BEGIN PROVIDED INFORMATION

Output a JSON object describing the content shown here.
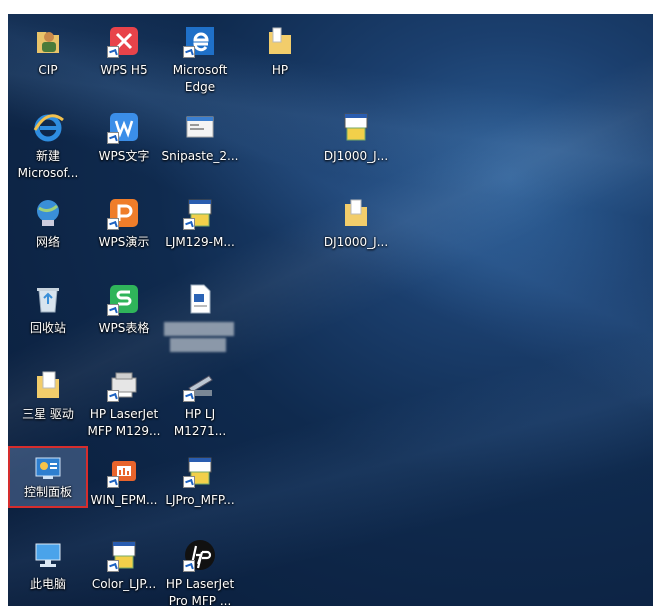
{
  "desktop": {
    "icons": [
      {
        "label": "CIP"
      },
      {
        "label": "WPS H5"
      },
      {
        "label": "Microsoft\nEdge"
      },
      {
        "label": "HP"
      },
      {
        "label": "新建\nMicrosof..."
      },
      {
        "label": "WPS文字"
      },
      {
        "label": "Snipaste_2..."
      },
      {
        "label": "DJ1000_J..."
      },
      {
        "label": "网络"
      },
      {
        "label": "WPS演示"
      },
      {
        "label": "LJM129-M..."
      },
      {
        "label": "DJ1000_J..."
      },
      {
        "label": "回收站"
      },
      {
        "label": "WPS表格"
      },
      {
        "label": "三星 驱动"
      },
      {
        "label": "HP LaserJet\nMFP M129..."
      },
      {
        "label": "HP LJ\nM1271..."
      },
      {
        "label": "控制面板"
      },
      {
        "label": "WIN_EPM..."
      },
      {
        "label": "LJPro_MFP..."
      },
      {
        "label": "此电脑"
      },
      {
        "label": "Color_LJP..."
      },
      {
        "label": "HP LaserJet\nPro MFP ..."
      }
    ]
  },
  "colors": {
    "desktop_background": "#0f2a4e",
    "selection_border": "#d62d2d"
  }
}
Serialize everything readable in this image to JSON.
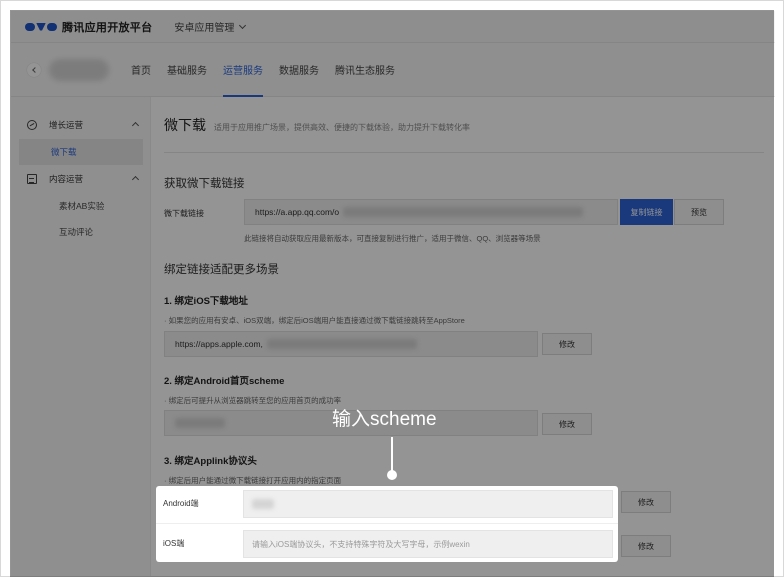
{
  "topbar": {
    "brand": "腾讯应用开放平台",
    "platform": "安卓应用管理"
  },
  "nav": {
    "tabs": [
      {
        "label": "首页",
        "active": false
      },
      {
        "label": "基础服务",
        "active": false
      },
      {
        "label": "运营服务",
        "active": true
      },
      {
        "label": "数据服务",
        "active": false
      },
      {
        "label": "腾讯生态服务",
        "active": false
      }
    ]
  },
  "sidebar": {
    "group1": "增长运营",
    "group1_item": "微下载",
    "group2": "内容运营",
    "group2_items": [
      "素材AB实验",
      "互动评论"
    ]
  },
  "page": {
    "title": "微下载",
    "desc": "适用于应用推广场景，提供高效、便捷的下载体验，助力提升下载转化率"
  },
  "link_section": {
    "heading": "获取微下载链接",
    "label": "微下载链接",
    "value": "https://a.app.qq.com/o",
    "copy_btn": "复制链接",
    "preview_btn": "预览",
    "note": "此链接将自动获取应用最新版本，可直接复制进行推广，适用于微信、QQ、浏览器等场景"
  },
  "bind_section": {
    "heading": "绑定链接适配更多场景",
    "ios": {
      "title": "1. 绑定iOS下载地址",
      "note": "· 如果您的应用有安卓、iOS双端，绑定后iOS端用户能直接通过微下载链接跳转至AppStore",
      "value": "https://apps.apple.com,",
      "btn": "修改"
    },
    "android": {
      "title": "2. 绑定Android首页scheme",
      "note": "· 绑定后可提升从浏览器跳转至您的应用首页的成功率",
      "btn": "修改"
    },
    "applink": {
      "title": "3. 绑定Applink协议头",
      "note": "· 绑定后用户能通过微下载链接打开应用内的指定页面",
      "android_label": "Android端",
      "ios_label": "iOS端",
      "ios_placeholder": "请输入iOS端协议头，不支持特殊字符及大写字母，示例wexin",
      "btn": "修改"
    }
  },
  "callout": {
    "text": "输入scheme"
  }
}
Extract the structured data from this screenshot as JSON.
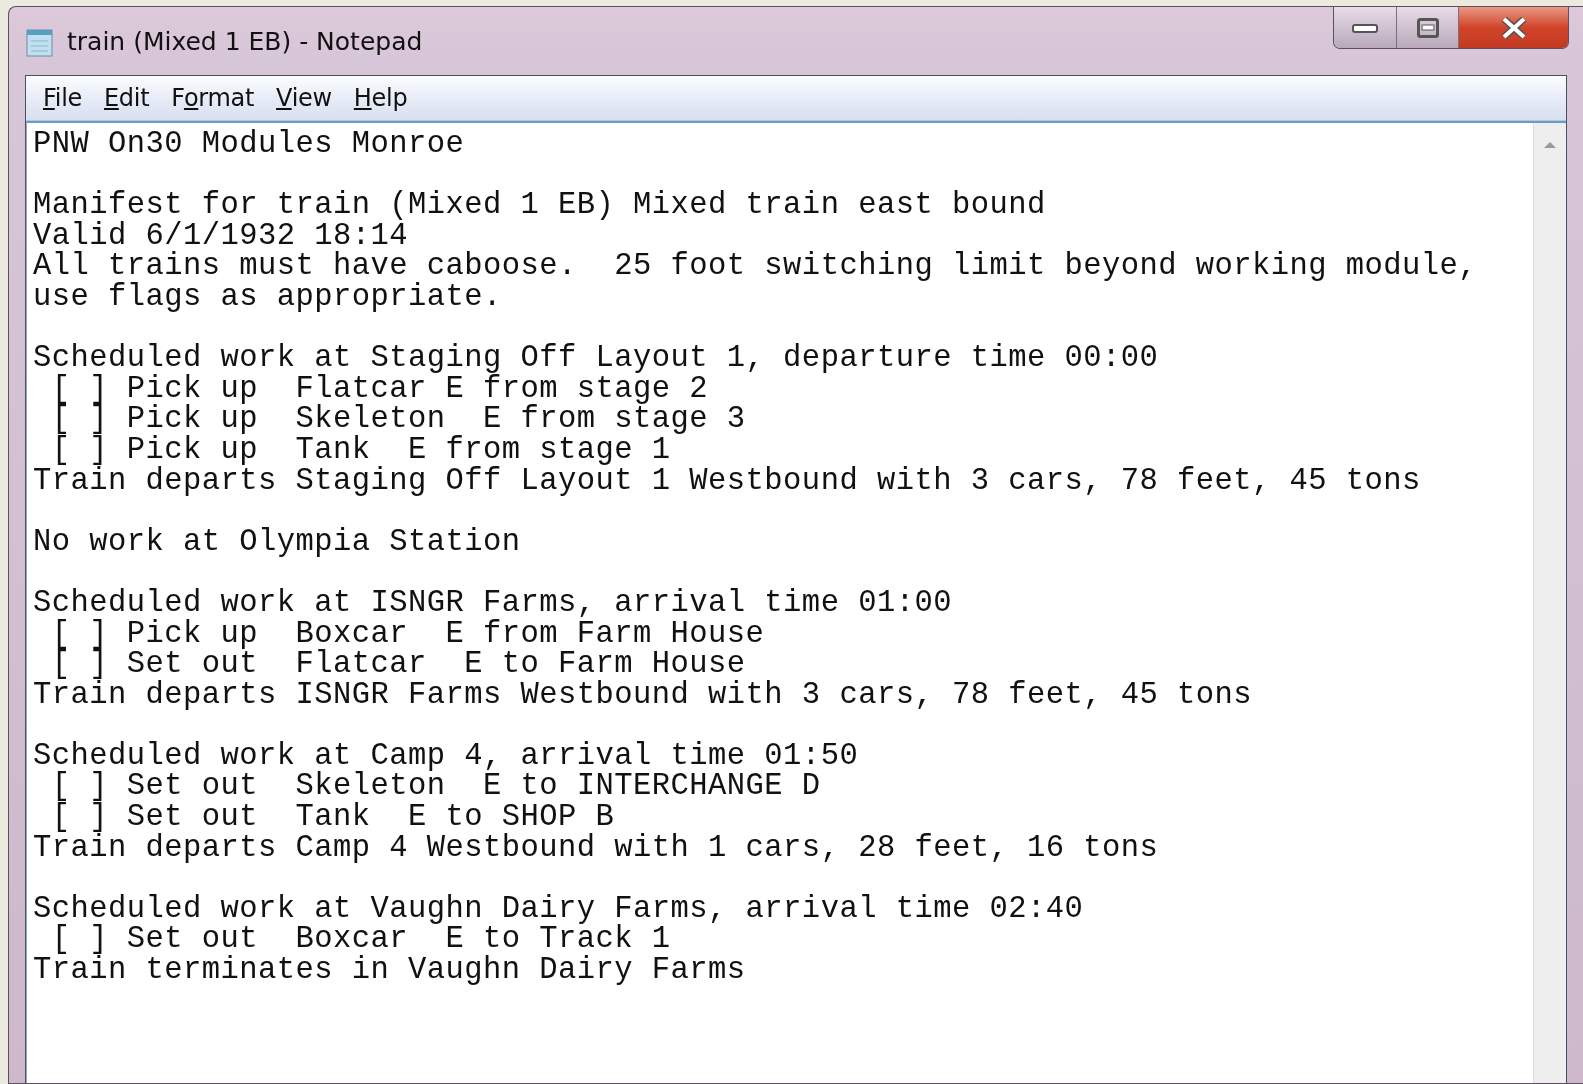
{
  "window": {
    "title": "train (Mixed 1 EB) - Notepad"
  },
  "menu": [
    {
      "access_key": "F",
      "text_after": "ile"
    },
    {
      "access_key": "E",
      "text_after": "dit"
    },
    {
      "text_before": "F",
      "access_key": "o",
      "text_after": "rmat"
    },
    {
      "access_key": "V",
      "text_after": "iew"
    },
    {
      "access_key": "H",
      "text_after": "elp"
    }
  ],
  "document": {
    "paragraphs": [
      [
        "PNW On30 Modules Monroe"
      ],
      [
        "Manifest for train (Mixed 1 EB) Mixed train east bound",
        "Valid 6/1/1932 18:14",
        "All trains must have caboose.  25 foot switching limit beyond working module,",
        "use flags as appropriate."
      ],
      [
        "Scheduled work at Staging Off Layout 1, departure time 00:00",
        " [ ] Pick up  Flatcar E from stage 2",
        " [ ] Pick up  Skeleton  E from stage 3",
        " [ ] Pick up  Tank  E from stage 1",
        "Train departs Staging Off Layout 1 Westbound with 3 cars, 78 feet, 45 tons"
      ],
      [
        "No work at Olympia Station"
      ],
      [
        "Scheduled work at ISNGR Farms, arrival time 01:00",
        " [ ] Pick up  Boxcar  E from Farm House",
        " [ ] Set out  Flatcar  E to Farm House",
        "Train departs ISNGR Farms Westbound with 3 cars, 78 feet, 45 tons"
      ],
      [
        "Scheduled work at Camp 4, arrival time 01:50",
        " [ ] Set out  Skeleton  E to INTERCHANGE D",
        " [ ] Set out  Tank  E to SHOP B",
        "Train departs Camp 4 Westbound with 1 cars, 28 feet, 16 tons"
      ],
      [
        "Scheduled work at Vaughn Dairy Farms, arrival time 02:40",
        " [ ] Set out  Boxcar  E to Track 1",
        "Train terminates in Vaughn Dairy Farms"
      ]
    ]
  }
}
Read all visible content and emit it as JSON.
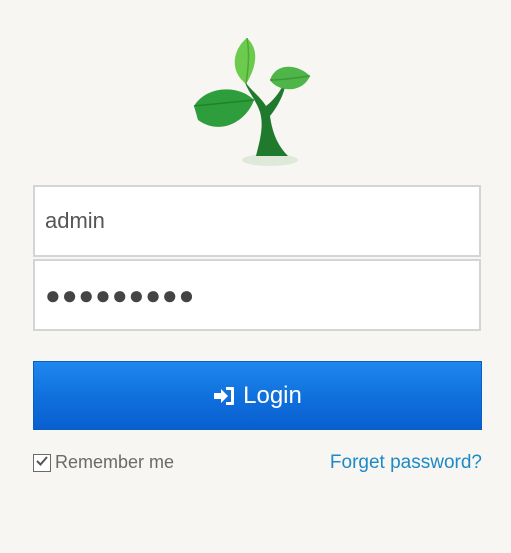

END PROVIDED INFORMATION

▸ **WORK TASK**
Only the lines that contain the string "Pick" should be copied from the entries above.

▸ **ANSWER**
        " [ ] Pick up  Flatcar E from stage 2",
        " [ ] Pick up  Skeleton  E from stage 3",
        " [ ] Pick up  Tank  E from stage 1",
        " [ ] Pick up  Boxcar  E from Farm House",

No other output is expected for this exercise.